What you are asked to do - Could you write out each entry exactly as it reads?

Website and app data records -
■ ■ ■

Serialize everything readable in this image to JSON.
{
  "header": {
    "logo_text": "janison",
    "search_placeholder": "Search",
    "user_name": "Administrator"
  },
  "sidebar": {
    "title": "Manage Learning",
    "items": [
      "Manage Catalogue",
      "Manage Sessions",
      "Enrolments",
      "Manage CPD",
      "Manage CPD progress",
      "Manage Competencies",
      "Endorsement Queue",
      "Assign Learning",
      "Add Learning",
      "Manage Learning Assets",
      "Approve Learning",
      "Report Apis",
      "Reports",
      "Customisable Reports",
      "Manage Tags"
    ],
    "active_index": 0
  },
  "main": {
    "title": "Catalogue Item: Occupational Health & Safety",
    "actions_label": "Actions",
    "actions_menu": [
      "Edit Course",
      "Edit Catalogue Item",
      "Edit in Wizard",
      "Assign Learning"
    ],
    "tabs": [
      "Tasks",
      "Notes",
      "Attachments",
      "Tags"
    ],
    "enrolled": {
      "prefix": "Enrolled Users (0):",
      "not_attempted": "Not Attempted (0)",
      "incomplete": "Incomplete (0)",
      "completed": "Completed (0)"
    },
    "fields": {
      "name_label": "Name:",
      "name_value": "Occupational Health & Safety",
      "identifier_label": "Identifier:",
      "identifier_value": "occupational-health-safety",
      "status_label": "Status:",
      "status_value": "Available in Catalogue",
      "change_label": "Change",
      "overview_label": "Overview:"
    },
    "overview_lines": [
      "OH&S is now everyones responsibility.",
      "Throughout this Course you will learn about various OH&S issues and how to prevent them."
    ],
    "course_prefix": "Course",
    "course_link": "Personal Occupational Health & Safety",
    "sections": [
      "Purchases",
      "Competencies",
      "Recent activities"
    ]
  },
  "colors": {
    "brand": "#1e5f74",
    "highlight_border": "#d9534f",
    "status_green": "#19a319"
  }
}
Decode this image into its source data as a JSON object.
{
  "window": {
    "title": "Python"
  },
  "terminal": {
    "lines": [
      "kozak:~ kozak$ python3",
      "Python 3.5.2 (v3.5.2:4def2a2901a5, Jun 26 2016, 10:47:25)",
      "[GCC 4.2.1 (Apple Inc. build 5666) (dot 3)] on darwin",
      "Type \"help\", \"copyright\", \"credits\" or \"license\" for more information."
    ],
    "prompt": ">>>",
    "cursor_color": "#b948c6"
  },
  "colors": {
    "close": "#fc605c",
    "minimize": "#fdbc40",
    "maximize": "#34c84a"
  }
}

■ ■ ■

Expected answer -
Serialize everything readable in this image to JSON.
{
  "header": {
    "logo_text": "janison",
    "search_placeholder": "Search",
    "user_name": "Administrator"
  },
  "sidebar": {
    "title": "Manage Learning",
    "items": [
      "Manage Catalogue",
      "Manage Sessions",
      "Enrolments",
      "Manage CPD",
      "Manage CPD progress",
      "Manage Competencies",
      "Endorsement Queue",
      "Assign Learning",
      "Add Learning",
      "Manage Learning Assets",
      "Approve Learning",
      "Report Apis",
      "Reports",
      "Customisable Reports",
      "Manage Tags"
    ],
    "active_index": 0
  },
  "main": {
    "title": "Catalogue Item: Occupational Health & Safety",
    "actions_label": "Actions",
    "actions_menu": [
      "Edit Course",
      "Edit Catalogue Item",
      "Edit in Wizard",
      "Assign Learning"
    ],
    "tabs": [
      "Tasks",
      "Notes",
      "Attachments",
      "Tags"
    ],
    "enrolled": {
      "prefix": "Enrolled Users (0):",
      "not_attempted": "Not Attempted (0)",
      "incomplete": "Incomplete (0)",
      "completed": "Completed (0)"
    },
    "fields": {
      "name_label": "Name:",
      "name_value": "Occupational Health & Safety",
      "identifier_label": "Identifier:",
      "identifier_value": "occupational-health-safety",
      "status_label": "Status:",
      "status_value": "Available in Catalogue",
      "change_label": "Change",
      "overview_label": "Overview:"
    },
    "overview_lines": [
      "OH&S is now everyones responsibility.",
      "Throughout this Course you will learn about various OH&S issues and how to prevent them."
    ],
    "course_prefix": "Course",
    "course_link": "Personal Occupational Health & Safety",
    "sections": [
      "Purchases",
      "Competencies",
      "Recent activities"
    ]
  },
  "colors": {
    "brand": "#1e5f74",
    "highlight_border": "#d9534f",
    "status_green": "#19a319"
  }
}
Decode this image into its source data as a JSON object.
{
  "window": {
    "title": "Python"
  },
  "terminal": {
    "lines": [
      "kozak:~ kozak$ python3",
      "Python 3.5.2 (v3.5.2:4def2a2901a5, Jun 26 2016, 10:47:25)",
      "[GCC 4.2.1 (Apple Inc. build 5666) (dot 3)] on darwin",
      "Type \"help\", \"copyright\", \"credits\" or \"license\" for more information."
    ],
    "prompt": ">>>",
    "cursor_color": "#b948c6"
  },
  "colors": {
    "close": "#fc605c",
    "minimize": "#fdbc40",
    "maximize": "#34c84a"
  }
}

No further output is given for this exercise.